Often described as New Age during the decades when pop and rock dominated the music world, he became a best-selling musician for playing the soothing piano instrument in a style he liked to call “country folk piano”. George Winston died Sunday. He lives in Williamsport, Pennsylvania. he was 74 years old.
His publicist Jesse Cutler said the cause was cancer. Winston, who lived in the Bay Area, has battled several cancers over the years while continuing to record and perform. He credits a 2013 bone marrow transplant with extending his life. Cutler said he was staying in nearby Williamsport, where the tour manager lives.
Winston released his first album, Ballads and Blues, in 1972, but it was his 1980 release on the Palo Alto, Calif.-based start-up Windham Hill label that propelled his career. It was “Autumn”. The work, like most of his music, consists of seven of his solo piano pieces inspired by nature. With the simple titles “Ocean”, “Moon” and “Forest”, it appealed to many listeners. Sales soared into the hundreds of thousands.
In his review for Downbeat magazine, Lee Underwood wrote, “By attuning our emotions to the calmness, order and strength of nature rather than the violent, frenzied tones of the modern cityscape, Winston tells us to understand the city.” It provides the perfect auditory and psychological antidote to society.” Insanity. “
Mr. Winston continued the calendar theme on his two 1982 albums, December and Winter into Spring, and again with his 1991 release, Summer. His 1994 record “Forest” won him the Grammy Award for Best New Age His Album, which was a relatively new category at the time, and he was nominated four times.
These nominations were testament to the range of his musical interests. Planes (1999) and Montana: A Love Story (2004) were both nominated for Best New Age Album, while Velveteen Rabbit (1984, by Meryl Streep) ) was nominated for Best Children’s Recording for Narration) and Best Pop Instrumental Album for “Night Divides the Day: The Music of the Doors” (2002).
Winston recorded two albums of music by jazz pianist Vince Guaraldi, best known for composing the music for the animated Peanuts television special. In 2012 he released George Winston: Harmonica Solos, and in 1983 he signed his own label, Dancing, to record practitioners of Hawaiian slack key guitar, a genre he particularly admires. Established Cat Records.
He didn’t care at all for the efforts of critics and others to categorize his music and musical interests.
“I think labeling music is the most futile attempt, apart from labeling religion,” he told United Press International in 1984.
George Otis Winston III was born on February 11, 1949 in Hart, Michigan, near Lake Michigan, to George Winston and Mary (Bohannon) Winston. His father was a geologist and his mother an executive secretary.
He was raised in Mississippi, Florida and Montana.
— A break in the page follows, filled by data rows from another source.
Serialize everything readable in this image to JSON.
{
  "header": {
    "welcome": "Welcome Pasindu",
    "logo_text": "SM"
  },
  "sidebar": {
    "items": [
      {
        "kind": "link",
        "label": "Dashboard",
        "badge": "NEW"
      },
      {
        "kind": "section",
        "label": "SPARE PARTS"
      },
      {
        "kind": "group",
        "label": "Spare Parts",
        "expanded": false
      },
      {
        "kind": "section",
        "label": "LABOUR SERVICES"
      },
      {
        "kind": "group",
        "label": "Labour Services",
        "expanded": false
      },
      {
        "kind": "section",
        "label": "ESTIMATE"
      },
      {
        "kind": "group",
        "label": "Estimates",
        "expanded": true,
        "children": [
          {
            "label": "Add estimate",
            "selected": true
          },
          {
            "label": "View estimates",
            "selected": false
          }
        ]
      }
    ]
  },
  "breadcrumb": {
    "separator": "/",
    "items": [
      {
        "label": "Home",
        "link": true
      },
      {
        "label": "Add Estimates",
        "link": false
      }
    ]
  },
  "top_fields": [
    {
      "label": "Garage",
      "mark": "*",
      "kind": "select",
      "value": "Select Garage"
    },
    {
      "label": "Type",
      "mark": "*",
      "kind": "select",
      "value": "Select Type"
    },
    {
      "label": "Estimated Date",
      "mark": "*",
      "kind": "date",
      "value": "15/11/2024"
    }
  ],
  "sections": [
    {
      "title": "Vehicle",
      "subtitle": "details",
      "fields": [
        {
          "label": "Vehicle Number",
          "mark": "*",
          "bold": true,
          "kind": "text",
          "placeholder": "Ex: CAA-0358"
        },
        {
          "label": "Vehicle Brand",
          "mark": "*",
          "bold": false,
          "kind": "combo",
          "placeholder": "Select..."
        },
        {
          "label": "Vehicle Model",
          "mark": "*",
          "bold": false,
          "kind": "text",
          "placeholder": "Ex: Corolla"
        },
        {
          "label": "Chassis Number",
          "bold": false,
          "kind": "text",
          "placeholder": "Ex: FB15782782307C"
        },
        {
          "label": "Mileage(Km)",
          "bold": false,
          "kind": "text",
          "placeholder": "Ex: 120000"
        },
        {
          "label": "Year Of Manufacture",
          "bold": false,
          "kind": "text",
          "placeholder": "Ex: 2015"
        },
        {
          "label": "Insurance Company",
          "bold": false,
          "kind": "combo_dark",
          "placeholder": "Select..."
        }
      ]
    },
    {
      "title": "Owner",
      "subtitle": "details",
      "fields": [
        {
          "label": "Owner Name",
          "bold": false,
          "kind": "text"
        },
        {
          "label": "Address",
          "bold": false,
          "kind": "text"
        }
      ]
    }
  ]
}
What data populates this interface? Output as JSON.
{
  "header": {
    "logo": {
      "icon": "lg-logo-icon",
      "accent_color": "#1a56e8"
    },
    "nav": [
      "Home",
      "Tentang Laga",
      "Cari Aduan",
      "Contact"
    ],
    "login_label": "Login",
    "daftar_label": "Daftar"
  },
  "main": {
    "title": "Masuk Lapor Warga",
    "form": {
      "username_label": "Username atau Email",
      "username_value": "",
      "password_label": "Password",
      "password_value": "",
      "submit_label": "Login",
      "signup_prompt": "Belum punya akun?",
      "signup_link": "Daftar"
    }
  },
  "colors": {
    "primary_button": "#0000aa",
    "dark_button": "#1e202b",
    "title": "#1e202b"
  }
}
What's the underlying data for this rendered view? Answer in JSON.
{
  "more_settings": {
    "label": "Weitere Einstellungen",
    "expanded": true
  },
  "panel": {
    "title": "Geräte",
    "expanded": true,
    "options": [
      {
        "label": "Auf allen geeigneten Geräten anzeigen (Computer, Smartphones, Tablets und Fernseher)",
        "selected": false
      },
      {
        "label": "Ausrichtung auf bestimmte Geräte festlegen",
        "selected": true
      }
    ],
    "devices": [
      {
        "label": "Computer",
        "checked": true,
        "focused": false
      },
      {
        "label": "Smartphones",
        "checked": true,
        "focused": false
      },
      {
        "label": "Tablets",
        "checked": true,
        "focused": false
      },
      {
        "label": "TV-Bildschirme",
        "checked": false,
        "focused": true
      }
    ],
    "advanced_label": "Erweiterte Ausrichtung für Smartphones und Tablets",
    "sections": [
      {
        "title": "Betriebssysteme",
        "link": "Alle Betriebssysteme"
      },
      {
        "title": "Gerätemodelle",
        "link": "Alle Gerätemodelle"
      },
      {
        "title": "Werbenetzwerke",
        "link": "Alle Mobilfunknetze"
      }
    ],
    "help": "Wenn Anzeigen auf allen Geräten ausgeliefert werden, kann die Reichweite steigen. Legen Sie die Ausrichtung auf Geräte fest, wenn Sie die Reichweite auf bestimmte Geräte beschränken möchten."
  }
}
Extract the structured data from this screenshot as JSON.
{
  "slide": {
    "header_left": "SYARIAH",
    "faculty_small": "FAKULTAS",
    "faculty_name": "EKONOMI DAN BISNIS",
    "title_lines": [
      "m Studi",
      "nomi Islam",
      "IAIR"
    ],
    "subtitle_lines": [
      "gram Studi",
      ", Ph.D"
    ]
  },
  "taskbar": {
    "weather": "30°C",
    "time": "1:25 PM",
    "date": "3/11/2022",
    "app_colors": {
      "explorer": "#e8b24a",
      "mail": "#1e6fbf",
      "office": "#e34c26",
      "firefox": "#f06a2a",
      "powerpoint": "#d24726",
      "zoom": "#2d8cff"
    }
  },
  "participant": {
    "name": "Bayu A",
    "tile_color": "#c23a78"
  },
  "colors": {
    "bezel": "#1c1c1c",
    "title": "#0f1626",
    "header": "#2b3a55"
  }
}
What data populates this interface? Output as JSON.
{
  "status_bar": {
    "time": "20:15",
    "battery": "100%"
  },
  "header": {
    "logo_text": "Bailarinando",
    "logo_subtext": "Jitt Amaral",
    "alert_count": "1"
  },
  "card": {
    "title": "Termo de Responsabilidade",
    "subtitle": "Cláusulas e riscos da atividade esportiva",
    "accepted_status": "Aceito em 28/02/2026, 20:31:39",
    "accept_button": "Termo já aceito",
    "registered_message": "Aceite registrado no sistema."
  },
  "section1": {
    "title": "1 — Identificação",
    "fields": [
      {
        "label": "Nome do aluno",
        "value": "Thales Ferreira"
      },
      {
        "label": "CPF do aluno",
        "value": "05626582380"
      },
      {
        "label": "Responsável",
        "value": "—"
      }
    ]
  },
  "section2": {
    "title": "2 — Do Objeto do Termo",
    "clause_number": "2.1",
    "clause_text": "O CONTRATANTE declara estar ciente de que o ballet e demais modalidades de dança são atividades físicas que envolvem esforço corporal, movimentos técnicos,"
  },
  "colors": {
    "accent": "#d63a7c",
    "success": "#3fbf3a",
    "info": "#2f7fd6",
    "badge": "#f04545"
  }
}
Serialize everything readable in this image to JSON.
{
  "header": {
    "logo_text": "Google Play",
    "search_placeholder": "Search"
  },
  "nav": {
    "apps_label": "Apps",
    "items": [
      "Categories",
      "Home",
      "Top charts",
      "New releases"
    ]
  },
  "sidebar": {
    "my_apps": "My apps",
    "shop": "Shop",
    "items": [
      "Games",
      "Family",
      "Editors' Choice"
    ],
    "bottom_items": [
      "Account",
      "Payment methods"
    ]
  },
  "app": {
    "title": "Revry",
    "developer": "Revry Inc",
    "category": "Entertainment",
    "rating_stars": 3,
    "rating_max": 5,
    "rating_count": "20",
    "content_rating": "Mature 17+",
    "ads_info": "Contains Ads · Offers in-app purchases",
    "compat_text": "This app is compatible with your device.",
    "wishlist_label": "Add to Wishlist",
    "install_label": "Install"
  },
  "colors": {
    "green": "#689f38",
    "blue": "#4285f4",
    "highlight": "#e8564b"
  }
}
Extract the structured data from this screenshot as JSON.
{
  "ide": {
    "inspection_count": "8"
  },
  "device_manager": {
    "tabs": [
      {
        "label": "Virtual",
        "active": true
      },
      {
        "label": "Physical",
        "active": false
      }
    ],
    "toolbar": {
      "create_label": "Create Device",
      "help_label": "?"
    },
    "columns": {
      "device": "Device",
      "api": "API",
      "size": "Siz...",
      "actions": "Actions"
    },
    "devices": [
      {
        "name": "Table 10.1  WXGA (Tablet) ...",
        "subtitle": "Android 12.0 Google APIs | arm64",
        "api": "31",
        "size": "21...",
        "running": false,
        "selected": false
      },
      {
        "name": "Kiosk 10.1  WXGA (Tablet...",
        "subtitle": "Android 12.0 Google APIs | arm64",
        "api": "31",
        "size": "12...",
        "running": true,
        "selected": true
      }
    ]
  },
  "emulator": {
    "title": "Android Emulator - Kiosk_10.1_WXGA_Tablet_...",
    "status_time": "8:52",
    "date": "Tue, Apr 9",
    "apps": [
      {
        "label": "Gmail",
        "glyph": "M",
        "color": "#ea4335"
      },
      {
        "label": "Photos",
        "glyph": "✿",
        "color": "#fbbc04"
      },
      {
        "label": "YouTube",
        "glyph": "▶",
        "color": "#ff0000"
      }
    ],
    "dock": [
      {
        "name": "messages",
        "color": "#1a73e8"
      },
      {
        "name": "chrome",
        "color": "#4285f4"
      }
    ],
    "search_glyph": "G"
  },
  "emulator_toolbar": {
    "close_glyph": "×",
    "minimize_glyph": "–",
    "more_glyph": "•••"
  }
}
He said his years in Montana helped instill a deep appreciation for nature and the changing seasons that would later inspire his music. After leaving the state and living elsewhere, including on the West Coast, he returned occasionally to rejuvenate him.
“I am so grateful to have spent so much time growing up in this beautiful state,” he wrote in his 1989 essay, “The Montana Song,” which appeared on the website. Musically and spiritually, it wouldn’t have been possible to get here without the inspiration and emotion that Montana brings to me today, and the memories of growing up in Montana. “
Mr. Winston had piano lessons as a child, but did not stick to them. The Doors’ debut album in 1967 reawakened his interest in music.
“When I heard the first song on Side 1, ‘Break On Through (to the Other Side),’ it was the best music I’d ever heard,” he said in a 2004 interview.
A performance by Doors organist Ray Manzarek inspired him to take up the organ, playing with a group of students at Stetson University in Florida called the Tapioca Ballroom Band. But in his 1971 he was fascinated by Fats Waller’s recordings of his 1920s and his 30s and decided that the piano was his future.
He studied for a time with Miami jazz pianist James Cazale, but was mostly self-taught.
“He taught me straight through chords, music theory, the basics,” Winston told the Charleston Daily Mail of West Virginia in 2005.
Winston, who has two surviving sisters, said he was also influenced by the music of two New Orleans pianists, Professor Longhair and James Booker. All his influences merged into a style he called country folk piano. The term, as he puts it on his website, is “melodic, uncomplicated in approach, like folk guitar picking and folk songs, and with a country sensibility.”
Critics sometimes found his piano work unsophisticated or repetitive, but he sold millions of albums and captivated enthusiastic audiences wherever he performed. bottom. His concerts usually included charitable elements that benefit food banks and other causes.
Mr. Winston knew his music wasn’t for everyone, and he was self-deprecating about it.
“Punk rock for one person is like singing ‘Om’ or playing the harp for another,” he told California’s Santa Cruz Sentinel in 1982. You don’t want to sit all day listening to me. “
Jay Gabler wrote for the website Your Classical in 2013, summarizing Winston’s charm and skills.
“Love it or hate it, George Winston is the kind of artist who demonstrates just how fertile ground there is to tread the vast open spaces between musical genres,” he wrote.